== DATA EXTRACTS

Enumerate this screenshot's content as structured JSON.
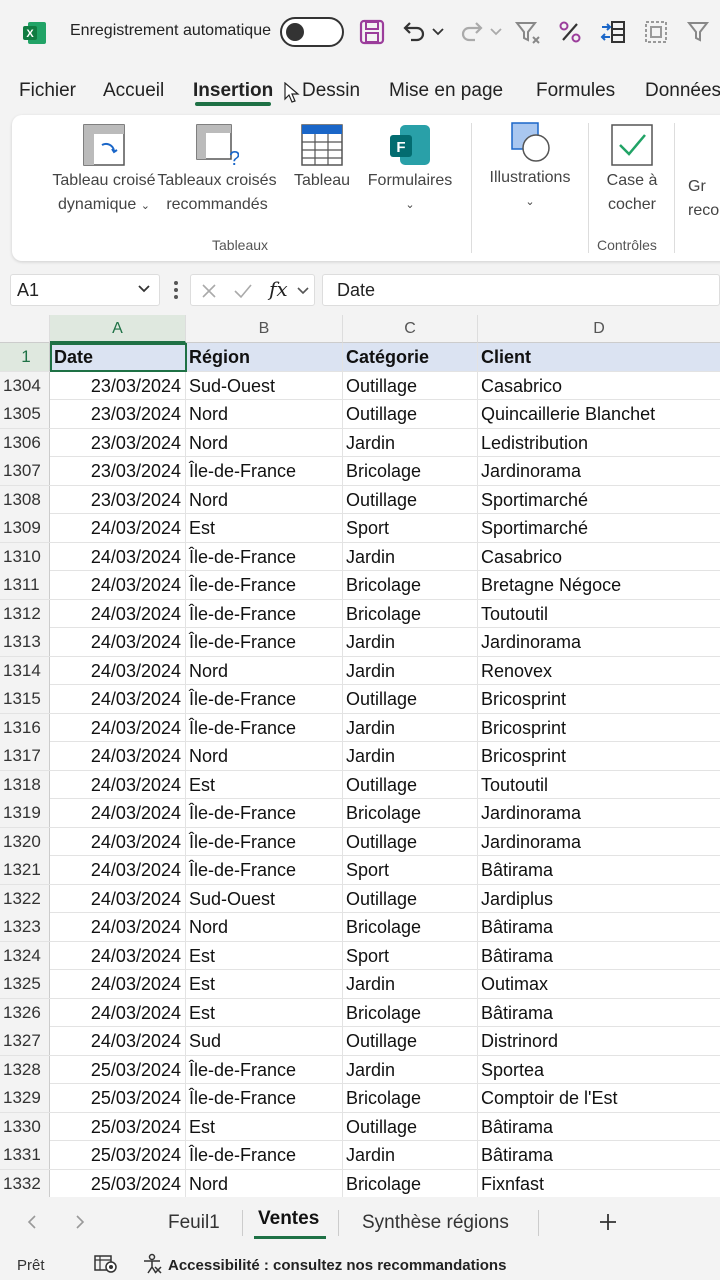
{
  "titlebar": {
    "autosave_label": "Enregistrement automatique",
    "autosave_on": false,
    "icons": [
      "excel-logo",
      "save-icon",
      "undo-icon",
      "redo-icon",
      "filter-icon",
      "percent-icon",
      "table-arrows-icon",
      "select-icon",
      "clear-filter-icon"
    ]
  },
  "tabs": [
    "Fichier",
    "Accueil",
    "Insertion",
    "Dessin",
    "Mise en page",
    "Formules",
    "Données"
  ],
  "active_tab": "Insertion",
  "ribbon": {
    "pivot_line1": "Tableau croisé",
    "pivot_line2": "dynamique",
    "recpivot_line1": "Tableaux croisés",
    "recpivot_line2": "recommandés",
    "table": "Tableau",
    "forms": "Formulaires",
    "illustrations": "Illustrations",
    "checkbox_line1": "Case à",
    "checkbox_line2": "cocher",
    "partial_line1": "Gr",
    "partial_line2": "reco",
    "group_tables": "Tableaux",
    "group_controls": "Contrôles"
  },
  "formula_bar": {
    "name_box": "A1",
    "content": "Date"
  },
  "columns": [
    "A",
    "B",
    "C",
    "D"
  ],
  "header_row": {
    "num": "1",
    "date": "Date",
    "region": "Région",
    "category": "Catégorie",
    "client": "Client"
  },
  "rows": [
    [
      "1304",
      "23/03/2024",
      "Sud-Ouest",
      "Outillage",
      "Casabrico"
    ],
    [
      "1305",
      "23/03/2024",
      "Nord",
      "Outillage",
      "Quincaillerie Blanchet"
    ],
    [
      "1306",
      "23/03/2024",
      "Nord",
      "Jardin",
      "Ledistribution"
    ],
    [
      "1307",
      "23/03/2024",
      "Île-de-France",
      "Bricolage",
      "Jardinorama"
    ],
    [
      "1308",
      "23/03/2024",
      "Nord",
      "Outillage",
      "Sportimarché"
    ],
    [
      "1309",
      "24/03/2024",
      "Est",
      "Sport",
      "Sportimarché"
    ],
    [
      "1310",
      "24/03/2024",
      "Île-de-France",
      "Jardin",
      "Casabrico"
    ],
    [
      "1311",
      "24/03/2024",
      "Île-de-France",
      "Bricolage",
      "Bretagne Négoce"
    ],
    [
      "1312",
      "24/03/2024",
      "Île-de-France",
      "Bricolage",
      "Toutoutil"
    ],
    [
      "1313",
      "24/03/2024",
      "Île-de-France",
      "Jardin",
      "Jardinorama"
    ],
    [
      "1314",
      "24/03/2024",
      "Nord",
      "Jardin",
      "Renovex"
    ],
    [
      "1315",
      "24/03/2024",
      "Île-de-France",
      "Outillage",
      "Bricosprint"
    ],
    [
      "1316",
      "24/03/2024",
      "Île-de-France",
      "Jardin",
      "Bricosprint"
    ],
    [
      "1317",
      "24/03/2024",
      "Nord",
      "Jardin",
      "Bricosprint"
    ],
    [
      "1318",
      "24/03/2024",
      "Est",
      "Outillage",
      "Toutoutil"
    ],
    [
      "1319",
      "24/03/2024",
      "Île-de-France",
      "Bricolage",
      "Jardinorama"
    ],
    [
      "1320",
      "24/03/2024",
      "Île-de-France",
      "Outillage",
      "Jardinorama"
    ],
    [
      "1321",
      "24/03/2024",
      "Île-de-France",
      "Sport",
      "Bâtirama"
    ],
    [
      "1322",
      "24/03/2024",
      "Sud-Ouest",
      "Outillage",
      "Jardiplus"
    ],
    [
      "1323",
      "24/03/2024",
      "Nord",
      "Bricolage",
      "Bâtirama"
    ],
    [
      "1324",
      "24/03/2024",
      "Est",
      "Sport",
      "Bâtirama"
    ],
    [
      "1325",
      "24/03/2024",
      "Est",
      "Jardin",
      "Outimax"
    ],
    [
      "1326",
      "24/03/2024",
      "Est",
      "Bricolage",
      "Bâtirama"
    ],
    [
      "1327",
      "24/03/2024",
      "Sud",
      "Outillage",
      "Distrinord"
    ],
    [
      "1328",
      "25/03/2024",
      "Île-de-France",
      "Jardin",
      "Sportea"
    ],
    [
      "1329",
      "25/03/2024",
      "Île-de-France",
      "Bricolage",
      "Comptoir de l'Est"
    ],
    [
      "1330",
      "25/03/2024",
      "Est",
      "Outillage",
      "Bâtirama"
    ],
    [
      "1331",
      "25/03/2024",
      "Île-de-France",
      "Jardin",
      "Bâtirama"
    ],
    [
      "1332",
      "25/03/2024",
      "Nord",
      "Bricolage",
      "Fixnfast"
    ]
  ],
  "sheets": [
    "Feuil1",
    "Ventes",
    "Synthèse régions"
  ],
  "active_sheet": "Ventes",
  "status": {
    "ready": "Prêt",
    "accessibility": "Accessibilité : consultez nos recommandations"
  },
  "colors": {
    "accent": "#1e7145",
    "header_row_bg": "#dbe3f2"
  }
}
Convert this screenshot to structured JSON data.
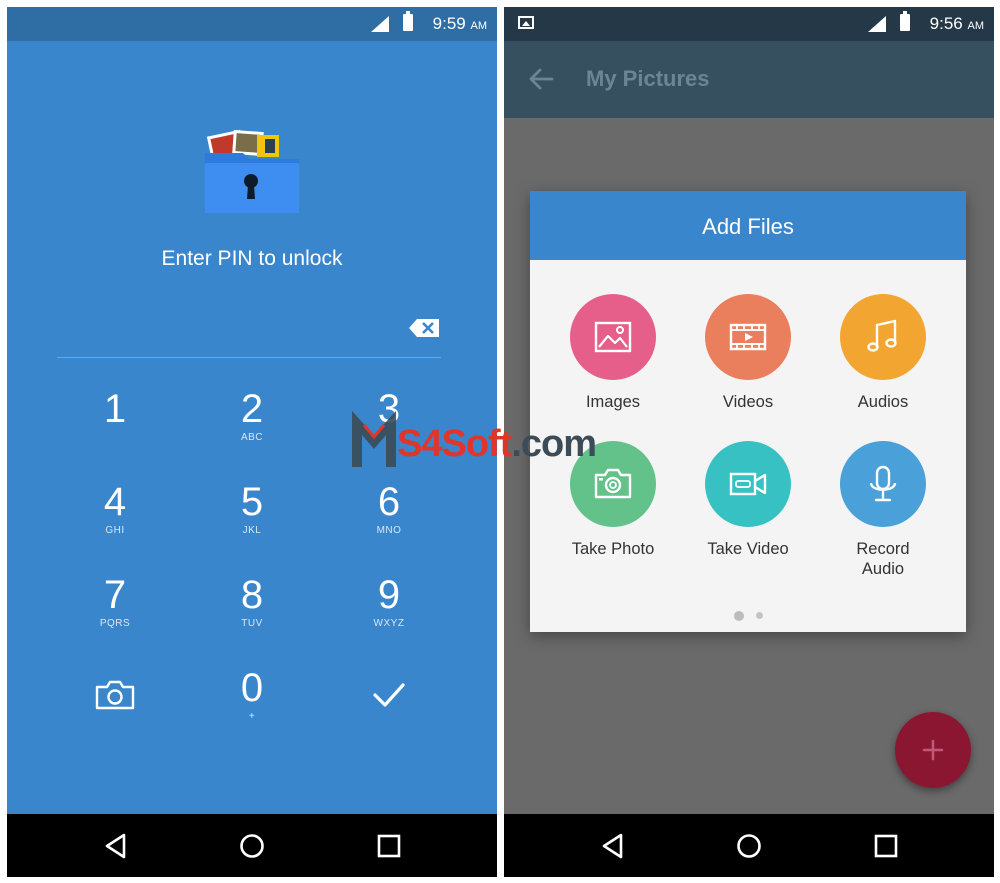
{
  "left_screen": {
    "status": {
      "time": "9:59",
      "ampm": "AM"
    },
    "prompt": "Enter PIN to unlock",
    "keypad": [
      {
        "digit": "1",
        "letters": ""
      },
      {
        "digit": "2",
        "letters": "ABC"
      },
      {
        "digit": "3",
        "letters": ""
      },
      {
        "digit": "4",
        "letters": "GHI"
      },
      {
        "digit": "5",
        "letters": "JKL"
      },
      {
        "digit": "6",
        "letters": "MNO"
      },
      {
        "digit": "7",
        "letters": "PQRS"
      },
      {
        "digit": "8",
        "letters": "TUV"
      },
      {
        "digit": "9",
        "letters": "WXYZ"
      },
      {
        "digit": "0",
        "letters": "+"
      }
    ],
    "icons": {
      "camera": "camera-icon",
      "confirm": "checkmark-icon",
      "backspace": "backspace-icon",
      "illustration": "locked-folder-icon"
    }
  },
  "right_screen": {
    "status": {
      "time": "9:56",
      "ampm": "AM"
    },
    "toolbar": {
      "title": "My Pictures"
    },
    "dialog": {
      "title": "Add Files",
      "tiles": [
        {
          "label": "Images",
          "color": "#e55f8a",
          "icon": "image-icon"
        },
        {
          "label": "Videos",
          "color": "#ea7f5e",
          "icon": "film-icon"
        },
        {
          "label": "Audios",
          "color": "#f2a531",
          "icon": "music-note-icon"
        },
        {
          "label": "Take Photo",
          "color": "#63c18a",
          "icon": "camera-icon"
        },
        {
          "label": "Take Video",
          "color": "#38c1c3",
          "icon": "video-camera-icon"
        },
        {
          "label": "Record Audio",
          "color": "#4aa0d8",
          "icon": "microphone-icon"
        }
      ]
    },
    "fab": {
      "color": "#8b1632",
      "icon": "plus-icon"
    }
  },
  "watermark": {
    "prefix": "S4Soft",
    "suffix": ".com"
  },
  "colors": {
    "lock_background": "#3a86cc",
    "toolbar": "#37505f",
    "dialog_header": "#3a86cc"
  }
}
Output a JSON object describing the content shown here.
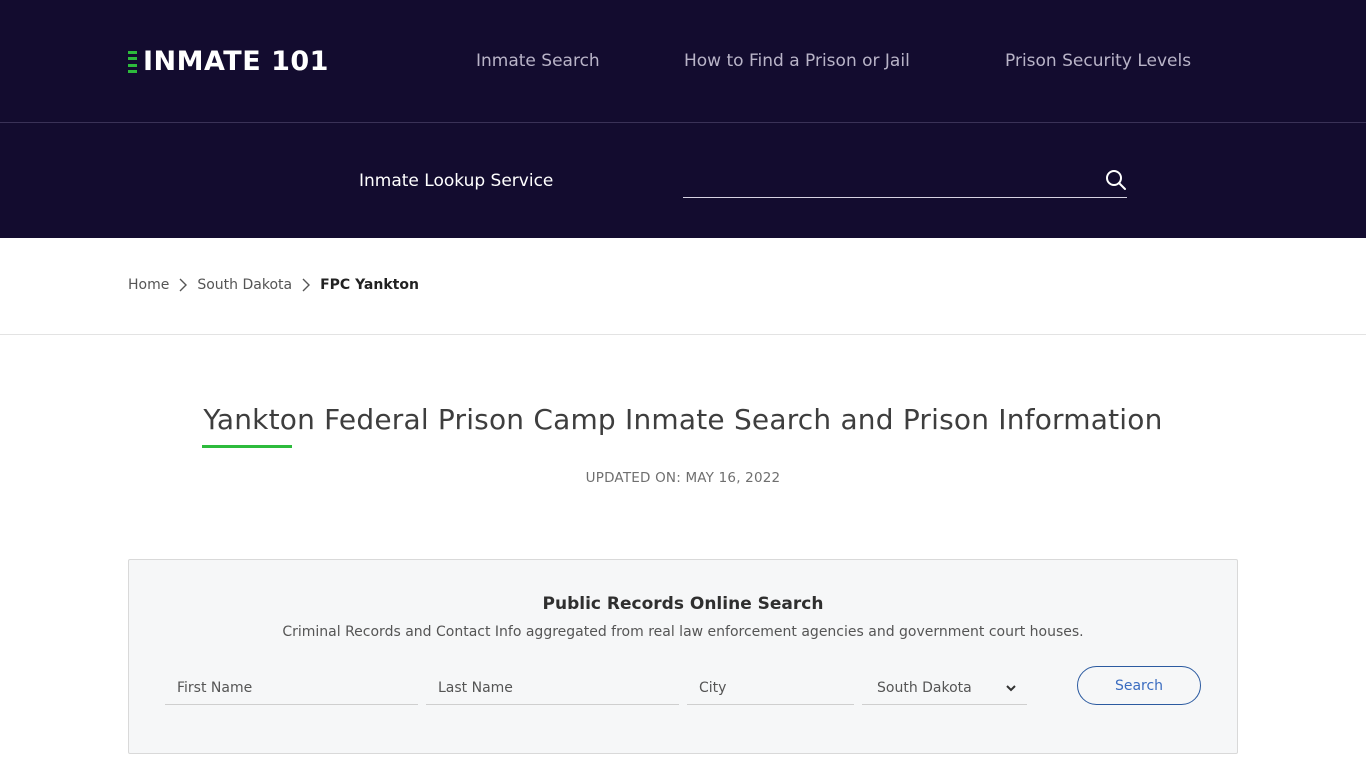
{
  "header": {
    "logo_text": "INMATE 101",
    "nav": [
      {
        "label": "Inmate Search"
      },
      {
        "label": "How to Find a Prison or Jail"
      },
      {
        "label": "Prison Security Levels"
      }
    ],
    "lookup_label": "Inmate Lookup Service",
    "lookup_input_value": "",
    "lookup_icon": "search-icon"
  },
  "breadcrumb": {
    "items": [
      {
        "label": "Home"
      },
      {
        "label": "South Dakota"
      }
    ],
    "current": "FPC Yankton",
    "separator_icon": "chevron-right-icon"
  },
  "page": {
    "title": "Yankton Federal Prison Camp Inmate Search and Prison Information",
    "updated": "UPDATED ON: MAY 16, 2022"
  },
  "search_card": {
    "title": "Public Records Online Search",
    "subtitle": "Criminal Records and Contact Info aggregated from real law enforcement agencies and government court houses.",
    "first_name_placeholder": "First Name",
    "last_name_placeholder": "Last Name",
    "city_placeholder": "City",
    "state_selected": "South Dakota",
    "search_label": "Search"
  },
  "colors": {
    "header_bg": "#130c2f",
    "accent_green": "#2dbb3c",
    "button_blue": "#2b5aa0"
  }
}
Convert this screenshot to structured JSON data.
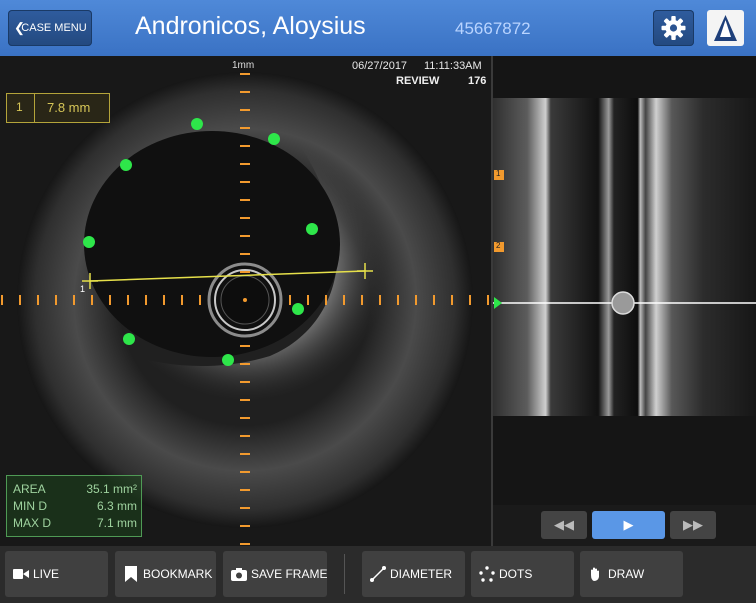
{
  "header": {
    "back_label": "CASE MENU",
    "patient_name": "Andronicos, Aloysius",
    "patient_id": "45667872",
    "settings_icon": "gear-icon",
    "logo_icon": "brand-logo-icon"
  },
  "image_info": {
    "scale_label": "1mm",
    "date": "06/27/2017",
    "time": "11:11:33AM",
    "mode": "REVIEW",
    "frame": "176"
  },
  "measurement": {
    "index": "1",
    "value": "7.8 mm",
    "endpoint_label": "1"
  },
  "stats": {
    "area_label": "AREA",
    "area_value": "35.1 mm²",
    "min_label": "MIN D",
    "min_value": "6.3 mm",
    "max_label": "MAX D",
    "max_value": "7.1 mm"
  },
  "longitudinal": {
    "bookmark_1": "1",
    "bookmark_2": "2"
  },
  "playback": {
    "rewind_icon": "rewind-icon",
    "play_icon": "play-icon",
    "forward_icon": "fast-forward-icon"
  },
  "toolbar": {
    "live_label": "LIVE",
    "bookmark_label": "BOOKMARK",
    "save_frame_label": "SAVE FRAME",
    "diameter_label": "DIAMETER",
    "dots_label": "DOTS",
    "draw_label": "DRAW"
  },
  "colors": {
    "header": "#3f79cb",
    "measure_yellow": "#d6c657",
    "trace_green": "#2ee64a",
    "scale_orange": "#f29a2e",
    "play_blue": "#5a97e6"
  }
}
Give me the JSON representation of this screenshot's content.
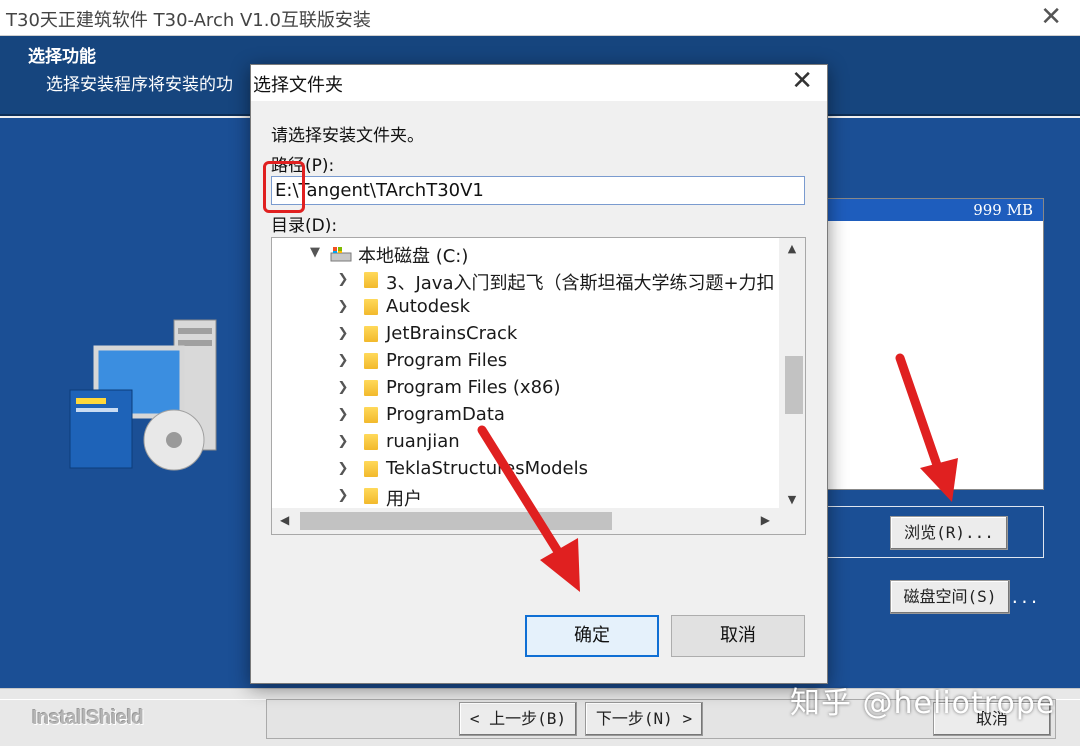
{
  "installer": {
    "title": "T30天正建筑软件 T30-Arch V1.0互联版安装",
    "header_title": "选择功能",
    "header_subtitle": "选择安装程序将安装的功",
    "size_value": "999 MB",
    "browse_label": "浏览(R)...",
    "disk_space_label": "磁盘空间(S)",
    "disk_space_suffix": "...",
    "brand": "InstallShield",
    "prev_label": "< 上一步(B)",
    "next_label": "下一步(N) >",
    "cancel_label": "取消"
  },
  "dialog": {
    "title": "选择文件夹",
    "instruction": "请选择安装文件夹。",
    "path_label": "路径(P):",
    "path_value": "E:\\Tangent\\TArchT30V1",
    "dir_label": "目录(D):",
    "tree": [
      {
        "label": "本地磁盘 (C:)",
        "expanded": true
      },
      {
        "label": "3、Java入门到起飞（含斯坦福大学练习题+力扣"
      },
      {
        "label": "Autodesk"
      },
      {
        "label": "JetBrainsCrack"
      },
      {
        "label": "Program Files"
      },
      {
        "label": "Program Files (x86)"
      },
      {
        "label": "ProgramData"
      },
      {
        "label": "ruanjian"
      },
      {
        "label": "TeklaStructuresModels"
      },
      {
        "label": "用户"
      }
    ],
    "ok_label": "确定",
    "cancel_label": "取消"
  },
  "watermark": "知乎 @heliotrope",
  "colors": {
    "header_blue": "#16457e",
    "body_blue": "#1b4f95",
    "annotation_red": "#e02020",
    "selection_blue": "#1e5dbd"
  }
}
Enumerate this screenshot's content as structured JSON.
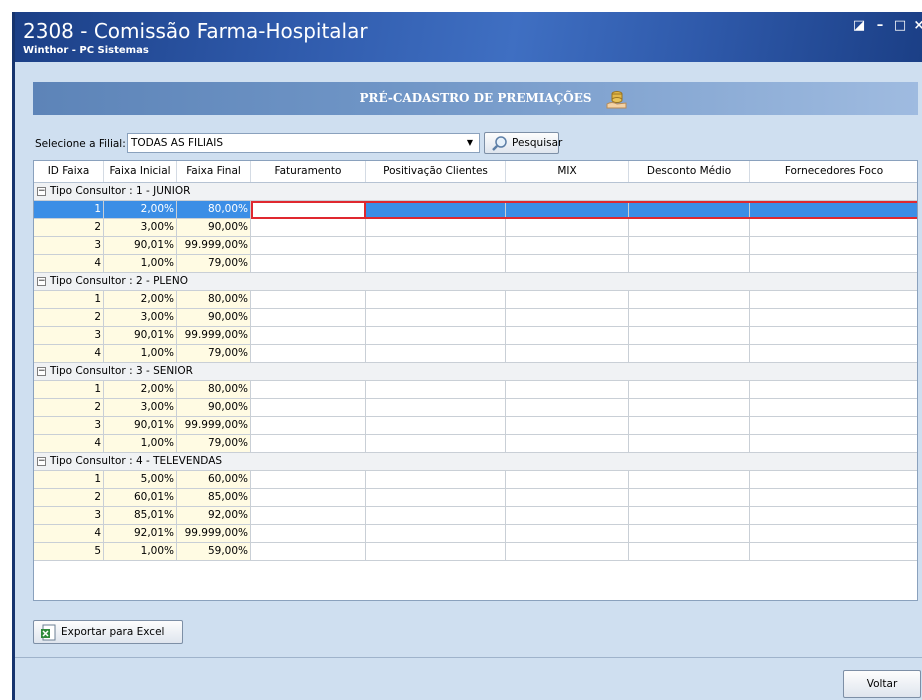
{
  "window": {
    "title": "2308 - Comissão Farma-Hospitalar",
    "subtitle": "Winthor - PC Sistemas",
    "controls": [
      "restore-icon",
      "minimize-icon",
      "maximize-icon",
      "close-icon"
    ]
  },
  "banner": {
    "title": "PRÉ-CADASTRO DE PREMIAÇÕES",
    "icon": "money-hand-icon"
  },
  "filter": {
    "label": "Selecione a Filial:",
    "value": "TODAS AS FILIAIS",
    "search_label": "Pesquisar",
    "search_icon": "magnifier-icon"
  },
  "grid": {
    "columns": [
      "ID Faixa",
      "Faixa Inicial",
      "Faixa Final",
      "Faturamento",
      "Positivação Clientes",
      "MIX",
      "Desconto Médio",
      "Fornecedores Foco"
    ],
    "groups": [
      {
        "label": "Tipo Consultor : 1 - JUNIOR",
        "rows": [
          [
            "1",
            "2,00%",
            "80,00%"
          ],
          [
            "2",
            "3,00%",
            "90,00%"
          ],
          [
            "3",
            "90,01%",
            "99.999,00%"
          ],
          [
            "4",
            "1,00%",
            "79,00%"
          ]
        ]
      },
      {
        "label": "Tipo Consultor : 2 - PLENO",
        "rows": [
          [
            "1",
            "2,00%",
            "80,00%"
          ],
          [
            "2",
            "3,00%",
            "90,00%"
          ],
          [
            "3",
            "90,01%",
            "99.999,00%"
          ],
          [
            "4",
            "1,00%",
            "79,00%"
          ]
        ]
      },
      {
        "label": "Tipo Consultor : 3 - SENIOR",
        "rows": [
          [
            "1",
            "2,00%",
            "80,00%"
          ],
          [
            "2",
            "3,00%",
            "90,00%"
          ],
          [
            "3",
            "90,01%",
            "99.999,00%"
          ],
          [
            "4",
            "1,00%",
            "79,00%"
          ]
        ]
      },
      {
        "label": "Tipo Consultor : 4 - TELEVENDAS",
        "rows": [
          [
            "1",
            "5,00%",
            "60,00%"
          ],
          [
            "2",
            "60,01%",
            "85,00%"
          ],
          [
            "3",
            "85,01%",
            "92,00%"
          ],
          [
            "4",
            "92,01%",
            "99.999,00%"
          ],
          [
            "5",
            "1,00%",
            "59,00%"
          ]
        ]
      }
    ],
    "selection_color": "#3b8ee6",
    "highlight_color": "#e0282f"
  },
  "footer": {
    "export_label": "Exportar para Excel",
    "export_icon": "excel-icon",
    "back_label": "Voltar"
  }
}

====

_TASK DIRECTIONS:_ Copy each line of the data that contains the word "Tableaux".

_TASK OUTPUT:_
    "recpivot_line1": "Tableaux croisés",
    "group_tables": "Tableaux",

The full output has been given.